Take the staff and place on the temporary bench mark or bench mark and rotate

the dumpy, focus the crosshairs using the eyepiece focus to suit your eye and then focus the instrument on the staff. You read off where the two large cross hairs meet.

So in this example your reading would be 0.96 metre or 960 millimetres.

Each ‘block’ represents ten millimetres   Each E represents 50 millimetres

Each 100 millimetre section alternates back and forth and finally, on some staffs

the colour alternates between black and red for each metre.

Laser level

The laser level operates on all the same basic levelling principles as above, however the optical device is replaced by a rotating laser beam. The main advantage is that it can be operated by one person and multiple people ( with separate receivers ) can work off the same head.

The laser beam representing the collimation axis rotates 360o around the unit and can extend for 300 to 500 metres.

This rotating laser beam takes the place of a person having to sight through the telescope of an optical level in order to record a level along the collimation axis.

The laser beam representing the collimation axis is received by a sensor that can be attached to the levelling staff.

This sensor is able to slide up and down the levelling staff and an audible tone is heard to indicate how close to the collimation axis the sensor is. When the sensor is moved toward the collimation axis the intermittent tone will increase in frequency, until a constant tone is heard when the sensor and axis are at the same height. Many instruments will provide a different sounding tone, to indicate the direction of travel required.

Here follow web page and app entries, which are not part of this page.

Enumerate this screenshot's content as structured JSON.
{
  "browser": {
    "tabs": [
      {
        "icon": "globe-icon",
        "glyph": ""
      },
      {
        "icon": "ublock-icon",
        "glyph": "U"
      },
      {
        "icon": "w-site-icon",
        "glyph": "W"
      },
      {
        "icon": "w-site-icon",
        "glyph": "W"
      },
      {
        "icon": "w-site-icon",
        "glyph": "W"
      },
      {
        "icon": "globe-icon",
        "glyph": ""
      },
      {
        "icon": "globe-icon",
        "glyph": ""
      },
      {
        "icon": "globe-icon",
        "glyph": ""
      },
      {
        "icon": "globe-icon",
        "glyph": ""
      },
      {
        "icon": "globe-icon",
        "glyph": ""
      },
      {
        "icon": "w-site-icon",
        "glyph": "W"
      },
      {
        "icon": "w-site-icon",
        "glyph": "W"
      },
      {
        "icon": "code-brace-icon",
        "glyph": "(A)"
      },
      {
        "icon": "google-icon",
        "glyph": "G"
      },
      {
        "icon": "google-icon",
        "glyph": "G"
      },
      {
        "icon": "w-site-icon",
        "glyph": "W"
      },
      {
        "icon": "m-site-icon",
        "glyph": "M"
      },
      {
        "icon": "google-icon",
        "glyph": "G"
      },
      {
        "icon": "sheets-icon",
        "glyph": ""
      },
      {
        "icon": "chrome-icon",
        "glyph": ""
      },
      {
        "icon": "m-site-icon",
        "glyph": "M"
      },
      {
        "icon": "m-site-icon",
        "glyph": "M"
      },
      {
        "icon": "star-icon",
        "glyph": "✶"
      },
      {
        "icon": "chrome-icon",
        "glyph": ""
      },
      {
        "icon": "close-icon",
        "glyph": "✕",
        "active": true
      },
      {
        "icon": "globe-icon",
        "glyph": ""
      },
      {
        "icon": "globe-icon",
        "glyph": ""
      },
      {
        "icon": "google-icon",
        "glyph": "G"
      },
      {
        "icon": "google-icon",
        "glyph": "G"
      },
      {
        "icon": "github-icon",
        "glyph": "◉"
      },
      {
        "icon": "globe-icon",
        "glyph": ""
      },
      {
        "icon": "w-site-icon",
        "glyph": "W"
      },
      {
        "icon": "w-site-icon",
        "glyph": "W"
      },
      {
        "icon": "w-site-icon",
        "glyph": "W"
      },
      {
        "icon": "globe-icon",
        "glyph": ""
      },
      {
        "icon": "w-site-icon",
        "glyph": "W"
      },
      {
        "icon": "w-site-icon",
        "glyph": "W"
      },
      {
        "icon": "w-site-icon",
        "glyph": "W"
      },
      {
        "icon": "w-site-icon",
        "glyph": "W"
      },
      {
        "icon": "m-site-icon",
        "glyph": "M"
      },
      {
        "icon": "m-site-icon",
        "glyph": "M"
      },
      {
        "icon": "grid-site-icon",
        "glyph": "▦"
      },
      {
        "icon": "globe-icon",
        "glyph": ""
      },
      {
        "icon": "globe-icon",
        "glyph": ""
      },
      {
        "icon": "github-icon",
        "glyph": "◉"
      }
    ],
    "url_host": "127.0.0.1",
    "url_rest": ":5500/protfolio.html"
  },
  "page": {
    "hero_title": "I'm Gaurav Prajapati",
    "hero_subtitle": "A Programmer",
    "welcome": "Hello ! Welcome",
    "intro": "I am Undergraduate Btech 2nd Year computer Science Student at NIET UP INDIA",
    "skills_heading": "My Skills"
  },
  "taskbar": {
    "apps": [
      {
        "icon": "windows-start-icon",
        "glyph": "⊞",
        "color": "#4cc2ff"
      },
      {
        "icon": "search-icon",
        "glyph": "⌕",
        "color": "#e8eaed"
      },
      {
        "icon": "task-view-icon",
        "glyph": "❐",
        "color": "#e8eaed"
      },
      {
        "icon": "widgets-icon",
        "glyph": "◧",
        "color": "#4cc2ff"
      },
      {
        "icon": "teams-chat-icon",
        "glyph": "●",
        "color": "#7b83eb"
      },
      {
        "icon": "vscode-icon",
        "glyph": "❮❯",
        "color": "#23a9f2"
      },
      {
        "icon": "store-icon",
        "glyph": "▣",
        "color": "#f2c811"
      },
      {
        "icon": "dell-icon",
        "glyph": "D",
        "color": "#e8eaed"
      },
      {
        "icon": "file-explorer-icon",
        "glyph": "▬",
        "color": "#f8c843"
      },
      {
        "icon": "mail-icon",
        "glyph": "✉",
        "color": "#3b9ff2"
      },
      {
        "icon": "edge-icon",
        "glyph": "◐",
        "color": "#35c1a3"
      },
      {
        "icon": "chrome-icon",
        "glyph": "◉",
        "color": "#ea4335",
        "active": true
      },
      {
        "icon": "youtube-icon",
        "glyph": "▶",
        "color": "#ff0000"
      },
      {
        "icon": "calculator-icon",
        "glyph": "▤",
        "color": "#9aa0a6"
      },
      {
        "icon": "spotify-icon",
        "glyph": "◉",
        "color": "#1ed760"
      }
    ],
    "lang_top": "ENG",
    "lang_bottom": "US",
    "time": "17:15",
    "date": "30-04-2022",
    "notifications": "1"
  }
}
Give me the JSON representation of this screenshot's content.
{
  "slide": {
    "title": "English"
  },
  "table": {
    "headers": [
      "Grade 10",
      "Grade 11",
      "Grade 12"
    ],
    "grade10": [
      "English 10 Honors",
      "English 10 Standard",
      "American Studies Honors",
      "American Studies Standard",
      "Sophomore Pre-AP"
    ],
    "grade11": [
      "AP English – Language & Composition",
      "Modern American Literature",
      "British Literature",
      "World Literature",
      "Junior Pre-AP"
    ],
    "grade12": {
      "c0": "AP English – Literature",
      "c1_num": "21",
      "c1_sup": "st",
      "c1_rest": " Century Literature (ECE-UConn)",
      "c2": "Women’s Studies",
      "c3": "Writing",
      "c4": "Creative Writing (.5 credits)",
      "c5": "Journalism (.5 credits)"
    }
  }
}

A digital screen on the receiver sensor allows the operator to visually see direction arrows that indicate the direction the sensor needs to travel in order to be at the same height as the collimation axis. When the exact elevation is reached, the display will also indicate this using a straight line with no direction arrows. Other information such as battery status and levels of accuracy are also displayed.

The instrument is relatively self levelling. That is, it is set up on a tripod and adjusted so that it is reasonably level, and once switched on, will automatically adjust to reflect a level collimation axis.

Laser levelling equipment can also be installed onto excavation plant such as dozers and graders. This enables the plant operator to determine the required levels of excavation or grading without stopping the machine and getting out to observe readings. The audible tone simply indicates the proximity to the required level and remains constant when level is reached.

TheodoliteA theodolite is an instrument for measuring both horizontal and vertical angles, as used in triangulation networks. It is a key tool in surveying and engineering work, particularly on inaccessible ground. A modern theodolite consists of a movable telescope mounted within two perpendicular axes—the horizontal or trunnion axis, and the vertical axis. When the telescope is pointed at a desired object, the angle of each of these axes can be measured with great precision,

Digital Theodlites

In digital teodolites the reading out of angkes is automatic and displayed visually on screen.

Total StationA total station is a combination of an digital theodolite, an electronic distance meter (EDM) and software running on an internal (or external) computer known as a data collector.

With a total station the operator can determine angles and distances from the instrument to points to be surveyed. With the aid of trigonometry and triangulation, the angles and distances may be used to calculate the coordinates of actual positions (X, Y, and Z or northing, easting and elevation) of surveyed points, or the position of the instrument from known points, in absolute terms.

The data may be downloaded from the total station to a personal computer and with the aid of software, will generate a map/plan of the surveyed area.

Today total stations also have a GPS interface which combines these two technologies to make use of the advantages of both (GPS – line of sight not required between measured points).

Measurement of distance is accomplished with a modulated microwave or infrared carrier signal, generated by a small solid-state emitter within the instrument’s optical path, and bounced off of the object to be measured.